last year, on nearly this exact date, i wrote this post.
the jar is still there.
actually, that's not entirely true- let me rephrase.
the change is still there.
while at the post one day, i noticed that the automatic stamp machines, the ones that spit out boring little stickers with the amount of required postage on them, accepted coins! even 1 and 2 cent pieces. i was all amazement. there was something in paris that willingly accepted 1 and 2 cent pieces?? i couldn't believe my good fortune.
OH HAPPY DAY!!
'i have found the solution to my dilemma,' thought i. 'i can use the little blighters to help fund the revolution!
i hurried home that same day, dividing up the annoying little creatures (for indeed they multiply like rabbits) into neat little groupings - then placing them into individual envelopes carrying 85 centimes worth. this way, i could carry an envelope with me, knowing exactly how much it contained (enough for a letter to the states), and when i tripped over one of the many post offices liberally sprinkled throughout paris, i could pop in, tear open the envelope, get rid of all this annoying change, and get a stamp in the bargain - a stamp that i would send off to america and would no longer be cluttering my little closet!
a 'practically perfect' solution!
excitedly, i carried my first envelope to the post down the street. i selected the correct parameters - and began dropping the coins in...one two three four five six seven eight nine ten eleven...suddenly, after twenty something coins worth, they all dropped down out making a h3ck of a lot of noise. the machine was not happy with me and said i had entered too many coins or that they were defective. (i'll say they're defective!!!
seems that my 'practically perfect' solution is no longer so practically perfect.
:: unamused look ::

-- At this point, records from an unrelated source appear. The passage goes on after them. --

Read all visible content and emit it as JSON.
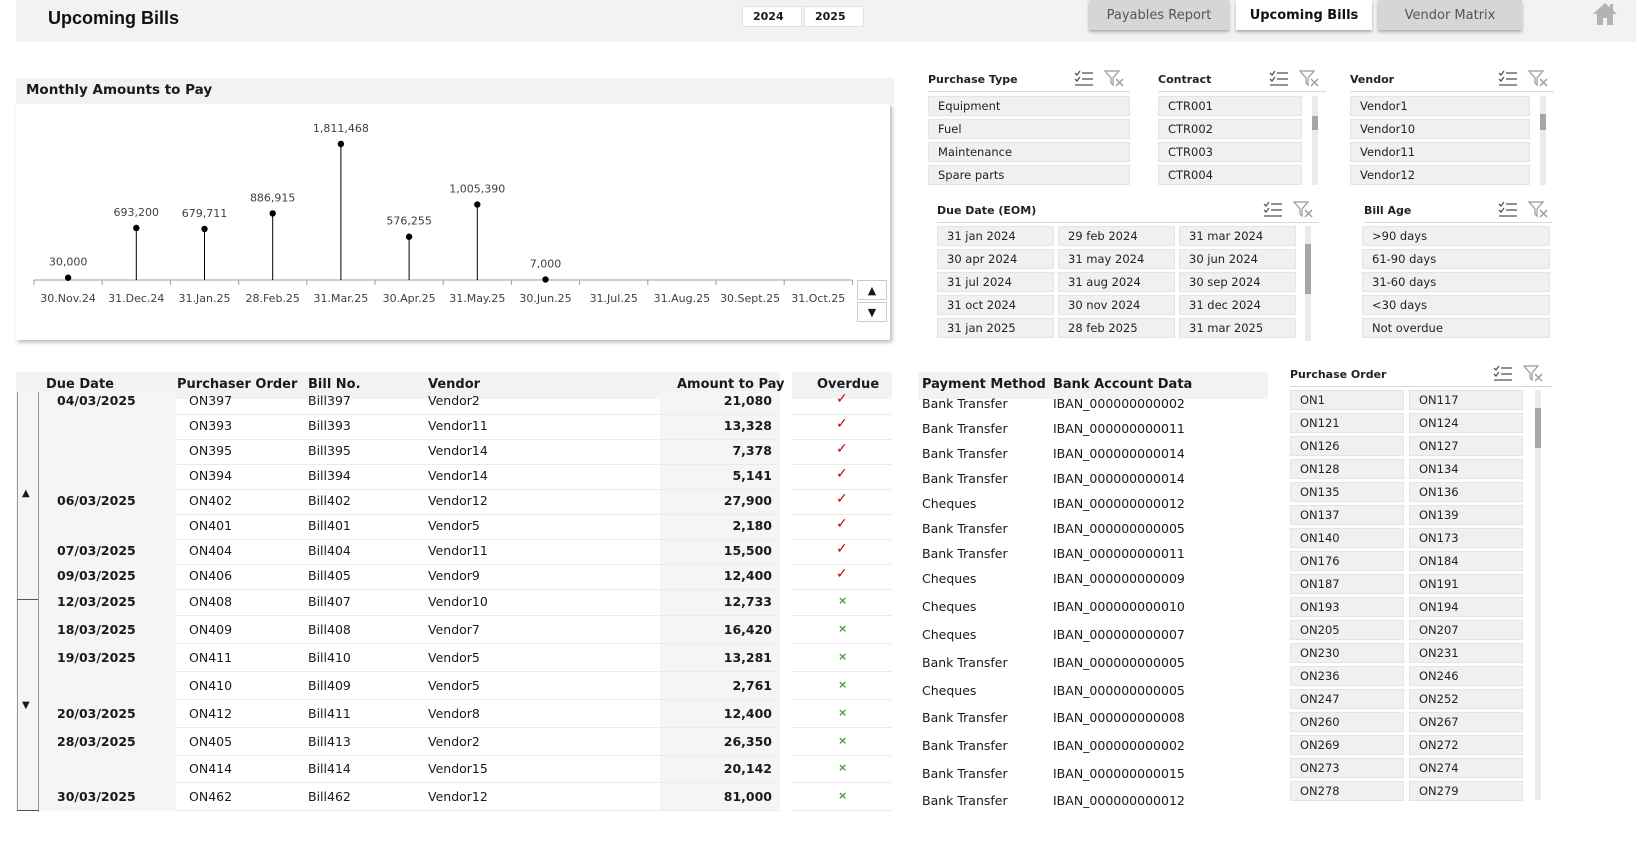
{
  "header": {
    "title": "Upcoming Bills",
    "years": [
      "2024",
      "2025"
    ],
    "tabs": [
      {
        "label": "Payables Report",
        "active": false
      },
      {
        "label": "Upcoming Bills",
        "active": true
      },
      {
        "label": "Vendor Matrix",
        "active": false
      }
    ],
    "home_icon": "home-icon"
  },
  "chart_data": {
    "type": "line",
    "title": "Monthly Amounts to Pay",
    "categories": [
      "30.Nov.24",
      "31.Dec.24",
      "31.Jan.25",
      "28.Feb.25",
      "31.Mar.25",
      "30.Apr.25",
      "31.May.25",
      "30.Jun.25",
      "31.Jul.25",
      "31.Aug.25",
      "30.Sept.25",
      "31.Oct.25"
    ],
    "values": [
      30000,
      693200,
      679711,
      886915,
      1811468,
      576255,
      1005390,
      7000,
      null,
      null,
      null,
      null
    ],
    "labels": [
      "30,000",
      "693,200",
      "679,711",
      "886,915",
      "1,811,468",
      "576,255",
      "1,005,390",
      "7,000",
      "",
      "",
      "",
      ""
    ],
    "ylim": [
      0,
      2000000
    ],
    "grid": false
  },
  "slicers": {
    "purchase_type": {
      "title": "Purchase Type",
      "items": [
        "Equipment",
        "Fuel",
        "Maintenance",
        "Spare parts"
      ]
    },
    "contract": {
      "title": "Contract",
      "items": [
        "CTR001",
        "CTR002",
        "CTR003",
        "CTR004"
      ]
    },
    "vendor": {
      "title": "Vendor",
      "items": [
        "Vendor1",
        "Vendor10",
        "Vendor11",
        "Vendor12"
      ]
    },
    "due_date": {
      "title": "Due Date (EOM)",
      "items": [
        "31 jan 2024",
        "29 feb 2024",
        "31 mar 2024",
        "30 apr 2024",
        "31 may 2024",
        "30 jun 2024",
        "31 jul 2024",
        "31 aug 2024",
        "30 sep 2024",
        "31 oct 2024",
        "30 nov 2024",
        "31 dec 2024",
        "31 jan 2025",
        "28 feb 2025",
        "31 mar 2025"
      ]
    },
    "bill_age": {
      "title": "Bill Age",
      "items": [
        ">90 days",
        "61-90 days",
        "31-60 days",
        "<30 days",
        "Not overdue"
      ]
    },
    "purchase_order": {
      "title": "Purchase Order",
      "items": [
        "ON1",
        "ON117",
        "ON121",
        "ON124",
        "ON126",
        "ON127",
        "ON128",
        "ON134",
        "ON135",
        "ON136",
        "ON137",
        "ON139",
        "ON140",
        "ON173",
        "ON176",
        "ON184",
        "ON187",
        "ON191",
        "ON193",
        "ON194",
        "ON205",
        "ON207",
        "ON230",
        "ON231",
        "ON236",
        "ON246",
        "ON247",
        "ON252",
        "ON260",
        "ON267",
        "ON269",
        "ON272",
        "ON273",
        "ON274",
        "ON278",
        "ON279"
      ]
    }
  },
  "bills": {
    "headers": {
      "due_date": "Due Date",
      "order": "Purchaser Order",
      "bill": "Bill No.",
      "vendor": "Vendor",
      "amount": "Amount to Pay",
      "overdue": "Overdue",
      "payment": "Payment Method",
      "bank": "Bank Account Data"
    },
    "rows": [
      {
        "date": "04/03/2025",
        "order": "ON397",
        "bill": "Bill397",
        "vendor": "Vendor2",
        "amount": "21,080",
        "overdue": true,
        "payment": "Bank Transfer",
        "bank": "IBAN_000000000002"
      },
      {
        "date": "",
        "order": "ON393",
        "bill": "Bill393",
        "vendor": "Vendor11",
        "amount": "13,328",
        "overdue": true,
        "payment": "Bank Transfer",
        "bank": "IBAN_000000000011"
      },
      {
        "date": "",
        "order": "ON395",
        "bill": "Bill395",
        "vendor": "Vendor14",
        "amount": "7,378",
        "overdue": true,
        "payment": "Bank Transfer",
        "bank": "IBAN_000000000014"
      },
      {
        "date": "",
        "order": "ON394",
        "bill": "Bill394",
        "vendor": "Vendor14",
        "amount": "5,141",
        "overdue": true,
        "payment": "Bank Transfer",
        "bank": "IBAN_000000000014"
      },
      {
        "date": "06/03/2025",
        "order": "ON402",
        "bill": "Bill402",
        "vendor": "Vendor12",
        "amount": "27,900",
        "overdue": true,
        "payment": "Cheques",
        "bank": "IBAN_000000000012"
      },
      {
        "date": "",
        "order": "ON401",
        "bill": "Bill401",
        "vendor": "Vendor5",
        "amount": "2,180",
        "overdue": true,
        "payment": "Bank Transfer",
        "bank": "IBAN_000000000005"
      },
      {
        "date": "07/03/2025",
        "order": "ON404",
        "bill": "Bill404",
        "vendor": "Vendor11",
        "amount": "15,500",
        "overdue": true,
        "payment": "Bank Transfer",
        "bank": "IBAN_000000000011"
      },
      {
        "date": "09/03/2025",
        "order": "ON406",
        "bill": "Bill405",
        "vendor": "Vendor9",
        "amount": "12,400",
        "overdue": true,
        "payment": "Cheques",
        "bank": "IBAN_000000000009"
      },
      {
        "date": "12/03/2025",
        "order": "ON408",
        "bill": "Bill407",
        "vendor": "Vendor10",
        "amount": "12,733",
        "overdue": false,
        "payment": "Cheques",
        "bank": "IBAN_000000000010"
      },
      {
        "date": "18/03/2025",
        "order": "ON409",
        "bill": "Bill408",
        "vendor": "Vendor7",
        "amount": "16,420",
        "overdue": false,
        "payment": "Cheques",
        "bank": "IBAN_000000000007"
      },
      {
        "date": "19/03/2025",
        "order": "ON411",
        "bill": "Bill410",
        "vendor": "Vendor5",
        "amount": "13,281",
        "overdue": false,
        "payment": "Bank Transfer",
        "bank": "IBAN_000000000005"
      },
      {
        "date": "",
        "order": "ON410",
        "bill": "Bill409",
        "vendor": "Vendor5",
        "amount": "2,761",
        "overdue": false,
        "payment": "Cheques",
        "bank": "IBAN_000000000005"
      },
      {
        "date": "20/03/2025",
        "order": "ON412",
        "bill": "Bill411",
        "vendor": "Vendor8",
        "amount": "12,400",
        "overdue": false,
        "payment": "Bank Transfer",
        "bank": "IBAN_000000000008"
      },
      {
        "date": "28/03/2025",
        "order": "ON405",
        "bill": "Bill413",
        "vendor": "Vendor2",
        "amount": "26,350",
        "overdue": false,
        "payment": "Bank Transfer",
        "bank": "IBAN_000000000002"
      },
      {
        "date": "",
        "order": "ON414",
        "bill": "Bill414",
        "vendor": "Vendor15",
        "amount": "20,142",
        "overdue": false,
        "payment": "Bank Transfer",
        "bank": "IBAN_000000000015"
      },
      {
        "date": "30/03/2025",
        "order": "ON462",
        "bill": "Bill462",
        "vendor": "Vendor12",
        "amount": "81,000",
        "overdue": false,
        "payment": "Bank Transfer",
        "bank": "IBAN_000000000012"
      }
    ]
  }
}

so i am open to suggestions (other than seeing how many i can stuff up my nose. that one's already been offered up). the coins are no longer in the jar, but in neatly labeled individual envelopes.
and they sit, on my shelf, waiting.